BENGALS DT GENO ATKINS VS. EAGLES QB NICK FOLES
In the City of Brotherly Love, the bloodlust surrounding Eagles head coach Andy Reid and the soap opera featuring Foles and Michael Vick has supplanted Thursday's game (8:20 p.m.-Cincinnati's Channel 12 and NFL Network) against the Bengals.
Foles, a third-round pick out of Arizona, is coming off a scorching game in Tampa Bay, lighting the Bucs for an Eagles rookie-record 381 yards passing and a winning two-yard touchdown pass to wide receiver Jeremy Maclin that gave the Eagles their first win since September.
The Bucs bottled up the run, holding Philly to 29 yards on 16 carries and dared the rookie to beat them. He did, but Tampa Bay has the worst pass defense in the NFL while Cincinnati has the 10th best.
"I think if you're Cincinnati, you've got to take that run game away and get it between that third-and-three and third-and-eight kind of look," says Mike Mayock, the analyst for Thursday night's telecast. "And that's where Mike Zimmer is at his best."
The Bengals lead the NFL in sacks per pass. The Eagles are the sixth worst in the league allowing sacks per pass. End of matchup.
You would think that Zimmer, the highly-regarded Bengals defensive coordinator, would eat rookie quarterbacks alive. But his 6-8 record against them (and 0-2 in the playoffs) in his five seasons with the Bengals shows the volatility of the unknown factor. And like analyst Solomon Wilcots of The NFL Network and CBS says, there's just not a lot of tape because Foles has played in just five games and four starts.
What we do know is that the kid is what stands between the Bengals and a shot at the Steelers with a playoff berth on the line in Pittsburgh on Dec. 23.

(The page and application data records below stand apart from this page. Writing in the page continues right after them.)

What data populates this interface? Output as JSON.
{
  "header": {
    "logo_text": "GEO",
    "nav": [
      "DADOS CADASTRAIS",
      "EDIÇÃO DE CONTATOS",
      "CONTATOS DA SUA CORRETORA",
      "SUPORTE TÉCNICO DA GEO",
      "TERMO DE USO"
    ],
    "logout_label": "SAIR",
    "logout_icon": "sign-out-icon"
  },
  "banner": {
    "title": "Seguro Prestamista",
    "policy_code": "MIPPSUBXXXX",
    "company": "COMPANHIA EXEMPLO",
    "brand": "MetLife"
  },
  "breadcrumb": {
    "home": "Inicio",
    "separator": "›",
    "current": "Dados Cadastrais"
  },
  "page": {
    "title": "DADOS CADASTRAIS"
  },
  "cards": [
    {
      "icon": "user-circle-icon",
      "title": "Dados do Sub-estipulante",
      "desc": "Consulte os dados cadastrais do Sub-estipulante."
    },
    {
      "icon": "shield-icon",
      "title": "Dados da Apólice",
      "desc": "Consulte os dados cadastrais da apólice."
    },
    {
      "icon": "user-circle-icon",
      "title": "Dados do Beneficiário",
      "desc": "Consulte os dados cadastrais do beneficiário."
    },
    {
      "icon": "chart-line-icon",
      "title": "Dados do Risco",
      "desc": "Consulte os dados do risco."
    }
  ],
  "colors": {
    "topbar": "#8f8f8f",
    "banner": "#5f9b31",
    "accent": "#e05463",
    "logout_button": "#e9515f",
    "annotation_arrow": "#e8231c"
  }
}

We also know is Foles is tall (6-6), had good pocket presence last week, and has a strong arm with a decent 80.3 passer rating to go with a 61.4 completion percentage. Bengals radio analyst Dave Lapham says the Eagles have to get Foles out of the pocket, but at 243 pounds his 10-yard touchdown run last week didn't set any land-speed records.
"Pressure up the middle, pressure in his face, flush him," Wilcots says. "Get him on the run. Make him change his launch point. I don't know if he's that good on the run. See how accurate he is when he has to run for his life.

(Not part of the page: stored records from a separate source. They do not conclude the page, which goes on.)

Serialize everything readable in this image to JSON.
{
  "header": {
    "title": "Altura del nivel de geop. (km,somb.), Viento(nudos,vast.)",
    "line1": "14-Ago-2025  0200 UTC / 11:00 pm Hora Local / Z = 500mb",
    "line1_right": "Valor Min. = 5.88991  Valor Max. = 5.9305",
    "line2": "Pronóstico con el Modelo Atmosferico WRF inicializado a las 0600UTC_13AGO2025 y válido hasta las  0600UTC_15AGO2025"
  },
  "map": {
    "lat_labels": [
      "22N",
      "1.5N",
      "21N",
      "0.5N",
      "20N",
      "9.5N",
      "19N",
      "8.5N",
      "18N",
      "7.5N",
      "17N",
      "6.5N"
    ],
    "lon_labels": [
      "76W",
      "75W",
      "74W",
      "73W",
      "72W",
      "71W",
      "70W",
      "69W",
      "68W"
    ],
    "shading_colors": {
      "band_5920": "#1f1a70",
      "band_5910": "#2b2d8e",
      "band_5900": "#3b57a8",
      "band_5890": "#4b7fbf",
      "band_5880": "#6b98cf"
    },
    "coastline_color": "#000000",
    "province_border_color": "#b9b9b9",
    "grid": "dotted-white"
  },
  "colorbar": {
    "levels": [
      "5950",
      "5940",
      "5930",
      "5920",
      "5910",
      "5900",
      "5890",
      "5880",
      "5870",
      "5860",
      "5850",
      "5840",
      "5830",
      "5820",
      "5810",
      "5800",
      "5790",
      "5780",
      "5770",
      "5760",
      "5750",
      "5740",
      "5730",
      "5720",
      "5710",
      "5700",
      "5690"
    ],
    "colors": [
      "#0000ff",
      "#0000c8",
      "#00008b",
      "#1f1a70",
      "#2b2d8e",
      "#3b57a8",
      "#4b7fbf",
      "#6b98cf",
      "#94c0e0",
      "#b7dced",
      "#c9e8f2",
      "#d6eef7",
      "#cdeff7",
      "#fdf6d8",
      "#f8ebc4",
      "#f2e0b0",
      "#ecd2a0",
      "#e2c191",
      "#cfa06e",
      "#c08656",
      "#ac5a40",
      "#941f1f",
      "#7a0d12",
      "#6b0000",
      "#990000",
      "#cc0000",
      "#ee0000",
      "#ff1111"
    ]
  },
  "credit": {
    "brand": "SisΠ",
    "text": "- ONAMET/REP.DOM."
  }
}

"This one comes down to the Bengals defensive line; relentless. He's a rookie. You have to hit him early. If you hit him early, confidence goes down, accuracy goes down, and the interception potential goes up. ... They should be able to do what other teams have done against the Eagles. They don't lead the league in sacks for nothing."

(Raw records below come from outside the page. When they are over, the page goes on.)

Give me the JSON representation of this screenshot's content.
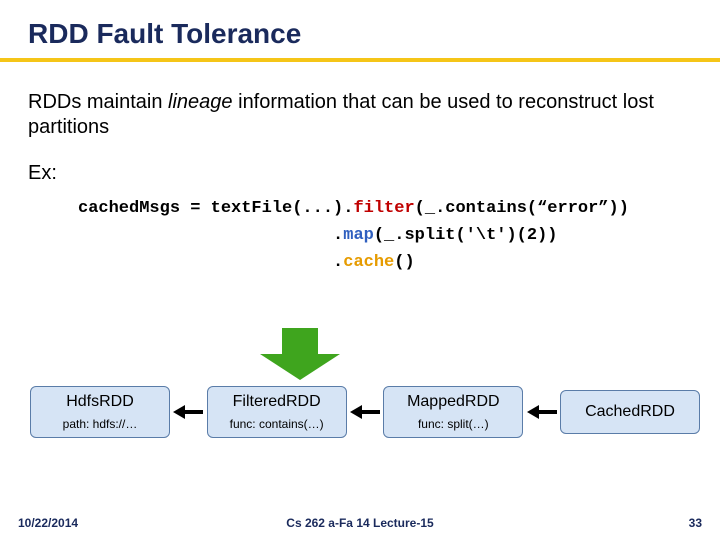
{
  "title": "RDD Fault Tolerance",
  "body": {
    "pre": "RDDs maintain ",
    "lineage": "lineage",
    "post": " information that can be used to reconstruct lost partitions"
  },
  "ex_label": "Ex:",
  "code": {
    "l1a": "cachedMsgs = textFile(...).",
    "l1b": "filter",
    "l1c": "(_.contains(“error”))",
    "l2a": "                         .",
    "l2b": "map",
    "l2c": "(_.split('\\t')(2))",
    "l3a": "                         .",
    "l3b": "cache",
    "l3c": "()"
  },
  "boxes": [
    {
      "name": "HdfsRDD",
      "sub": "path: hdfs://…"
    },
    {
      "name": "FilteredRDD",
      "sub": "func: contains(…)"
    },
    {
      "name": "MappedRDD",
      "sub": "func: split(…)"
    },
    {
      "name": "CachedRDD",
      "sub": ""
    }
  ],
  "footer": {
    "date": "10/22/2014",
    "center": "Cs 262 a-Fa 14 Lecture-15",
    "page": "33"
  }
}
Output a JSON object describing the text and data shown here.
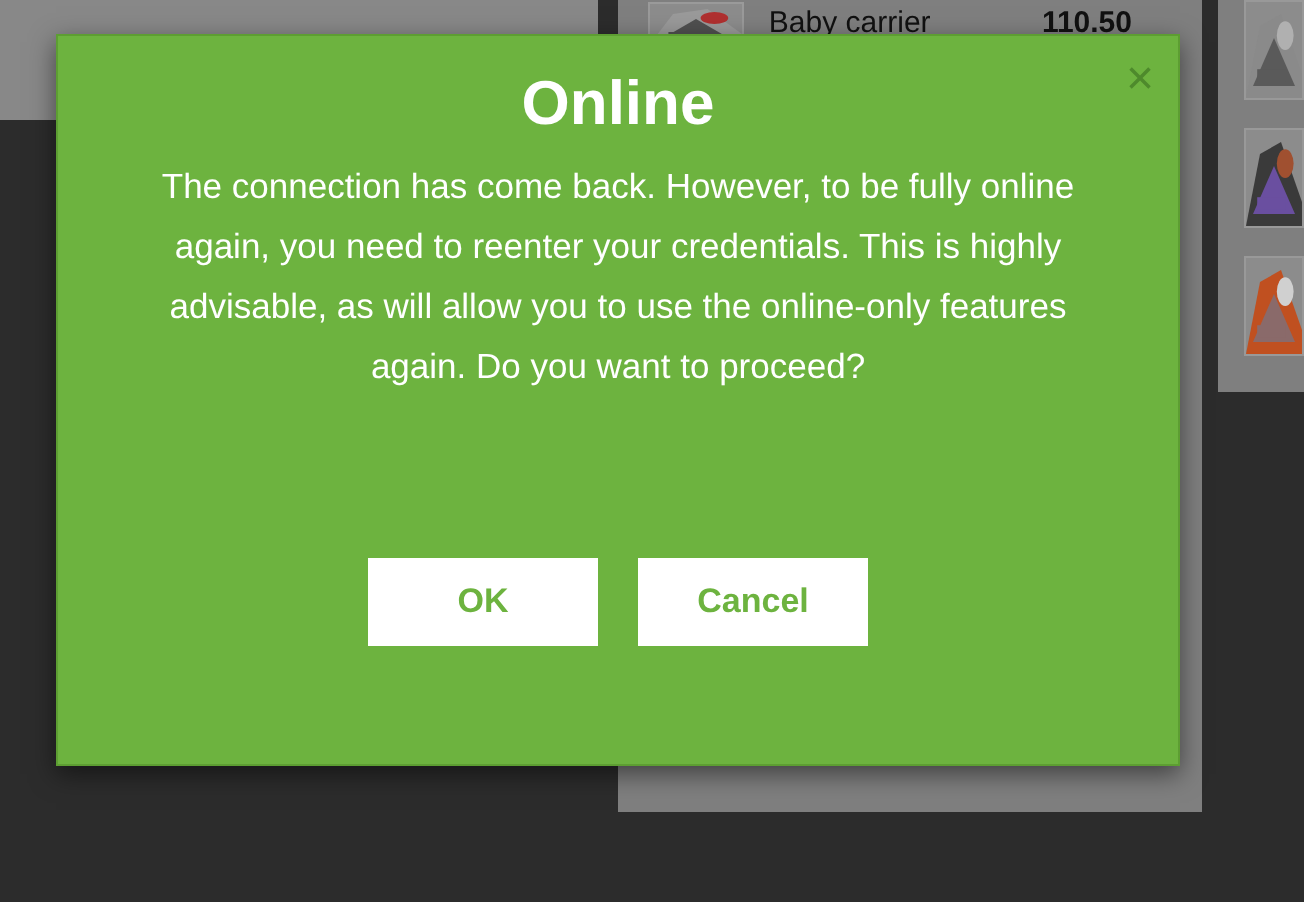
{
  "background": {
    "product_row": {
      "name": "Baby carrier",
      "price": "110.50"
    }
  },
  "dialog": {
    "title": "Online",
    "close": "×",
    "message": "The connection has come back. However, to be fully online again, you need to reenter your credentials. This is highly advisable, as will allow you to use the online-only features again. Do you want to proceed?",
    "buttons": [
      {
        "label": "OK"
      },
      {
        "label": "Cancel"
      }
    ]
  }
}
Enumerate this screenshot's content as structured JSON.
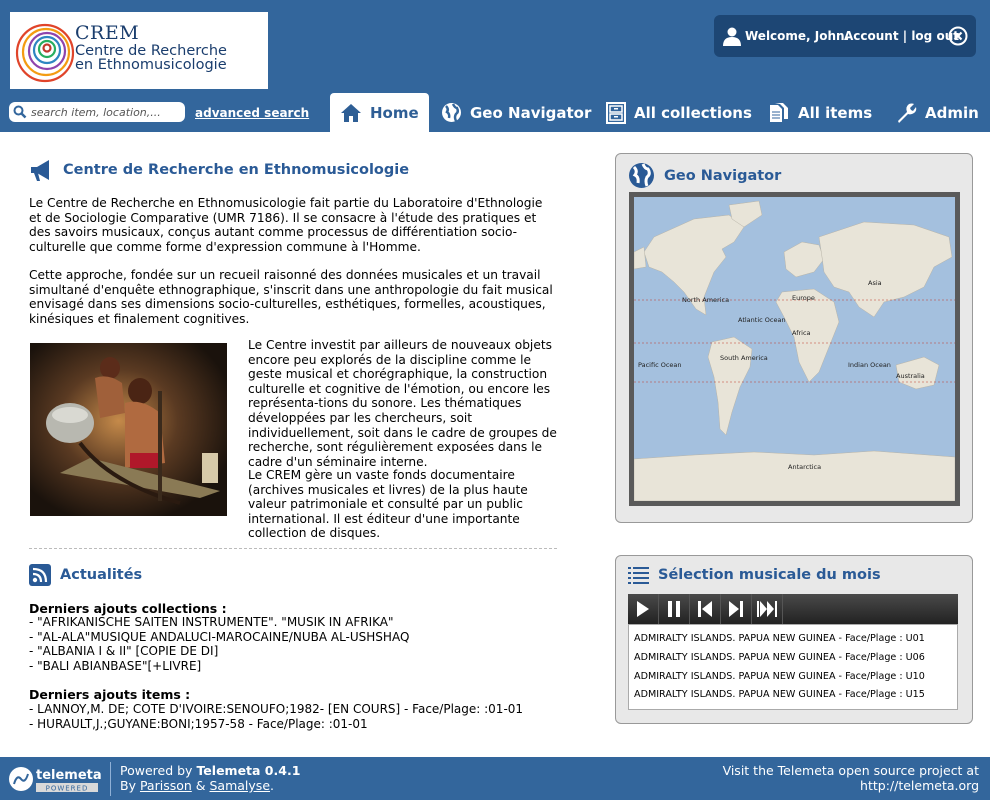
{
  "header": {
    "logo": {
      "short": "CREM",
      "line1": "Centre de Recherche",
      "line2": "en Ethnomusicologie"
    },
    "account": {
      "welcome": "Welcome, John.",
      "account_link": "Account | log out"
    },
    "search": {
      "placeholder": "search item, location,..."
    },
    "advanced_search": "advanced search",
    "nav": [
      {
        "label": "Home",
        "icon": "home-icon",
        "active": true
      },
      {
        "label": "Geo Navigator",
        "icon": "globe-icon"
      },
      {
        "label": "All collections",
        "icon": "cabinet-icon"
      },
      {
        "label": "All items",
        "icon": "documents-icon"
      },
      {
        "label": "Admin",
        "icon": "wrench-icon"
      }
    ]
  },
  "intro": {
    "title": "Centre de Recherche en Ethnomusicologie",
    "p1": "Le Centre de Recherche en Ethnomusicologie fait partie du Laboratoire d'Ethnologie et de Sociologie Comparative (UMR 7186). Il se consacre à l'étude des pratiques et des savoirs musicaux, conçus autant comme processus de différentiation socio-culturelle que comme forme d'expression commune à l'Homme.",
    "p2": "Cette approche, fondée sur un recueil raisonné des données musicales et un travail simultané d'enquête ethnographique, s'inscrit dans une anthropologie du fait musical envisagé dans ses dimensions socio-culturelles, esthétiques, formelles, acoustiques, kinésiques et finalement cognitives.",
    "p3": "Le Centre investit par ailleurs de nouveaux objets encore peu explorés de la discipline comme le geste musical et chorégraphique, la construction culturelle et cognitive de l'émotion, ou encore les représenta-tions du sonore. Les thématiques développées par les chercheurs, soit individuellement, soit dans le cadre de groupes de recherche, sont régulièrement exposées dans le cadre d'un séminaire interne.",
    "p4": "Le CREM gère un vaste fonds documentaire (archives musicales et livres) de la plus haute valeur patrimoniale et consulté par un public international. Il est éditeur d'une importante collection de disques."
  },
  "news": {
    "title": "Actualités",
    "collections_heading": "Derniers ajouts collections :",
    "collections": [
      "- \"AFRIKANISCHE SAITEN INSTRUMENTE\". \"MUSIK IN AFRIKA\"",
      "- \"AL-ALA\"MUSIQUE ANDALUCI-MAROCAINE/NUBA AL-USHSHAQ",
      "- \"ALBANIA I & II\" [COPIE DE DI]",
      "- \"BALI ABIANBASE\"[+LIVRE]"
    ],
    "items_heading": "Derniers ajouts items :",
    "items": [
      "- LANNOY,M. DE; COTE D'IVOIRE:SENOUFO;1982- [EN COURS] - Face/Plage: :01-01",
      "- HURAULT,J.;GUYANE:BONI;1957-58 - Face/Plage: :01-01"
    ]
  },
  "geo": {
    "title": "Geo Navigator",
    "labels": [
      "North America",
      "Europe",
      "Asia",
      "Atlantic Ocean",
      "Africa",
      "Pacific Ocean",
      "South America",
      "Indian Ocean",
      "Australia",
      "Antarctica"
    ]
  },
  "music": {
    "title": "Sélection musicale du mois",
    "playlist": [
      "ADMIRALTY ISLANDS. PAPUA NEW GUINEA - Face/Plage : U01",
      "ADMIRALTY ISLANDS. PAPUA NEW GUINEA - Face/Plage : U06",
      "ADMIRALTY ISLANDS. PAPUA NEW GUINEA - Face/Plage : U10",
      "ADMIRALTY ISLANDS. PAPUA NEW GUINEA - Face/Plage : U15"
    ]
  },
  "footer": {
    "tm_name": "telemeta",
    "tm_tag": "POWERED",
    "powered_prefix": "Powered by ",
    "powered_name": "Telemeta 0.4.1",
    "by": "By ",
    "parisson": "Parisson",
    "amp": " & ",
    "samalyse": "Samalyse",
    "dot": ".",
    "visit_line1": "Visit the Telemeta open source project at",
    "visit_line2": "http://telemeta.org"
  },
  "colors": {
    "header_bg": "#33669c",
    "title_blue": "#2a5a96",
    "account_bg": "#1d4674"
  }
}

The Eagles offensive line, staggered early in the season, has regrouped with the help of its starting guards, former Bengal Evan Mathis on the left and nine-year vet Jake Scott, picked up a month ago, on the right. But the Eagles are playing with their backup tackles.
"Look at it this way," Mayock says. "Foles was sacked six times last week. All the sacks were with four-man pressures. So they struggled with a very vanilla four-man front pressure protecting the quarterback. So when you start bringing all the different scheme looks that Zim brings to the table, if Philly can't establish a run game I think it's going to be a long night for them."
It doesn't look like Eagles running back LeSean McCoy (concussion) is going to play, but rookie Bryce Brown is just 143 yards shy of McCoy's rookie rushing record. The 6-0, 223-pound Brown, a seventh-rounder from Kansas State, ripped the Cowboys for 169 yards two weeks ago and went for 178 the week before that against Carolina before the Bucs stopped him. The Bengals figure to do much the same as Tampa Bay: make Foles beat them.
The Bengals aren't the Bucs at No. 1 vs. the run, but they are a very good 11th against the rush and in the six games since Pittsburgh's Jonathan Dwyer gouged the Bengals for 122 yards on just 17 carries they haven't allowed a 100-yard rusher.
"I can't imagine Andy Reid is going to let Foles sit there in the pocket against this defensive line," Lapham says. "I see screens, bootlegs, draws, anything to get him out of pocket and change his launch point. It's going to come down to how the other players behind the line play. Everybody has to do their job with the checkdowns and make sure they hold it to two or three yards. Like Marvin Lewis says, 11 guys have to play defense."
And Mayock really likes one of those guys.
"Geno Atkins has turned into a beast. When I turn on the tape, I see John Randle," Mayock says of the Hall of Famer. "He's that quick, explosive three technique that is really special."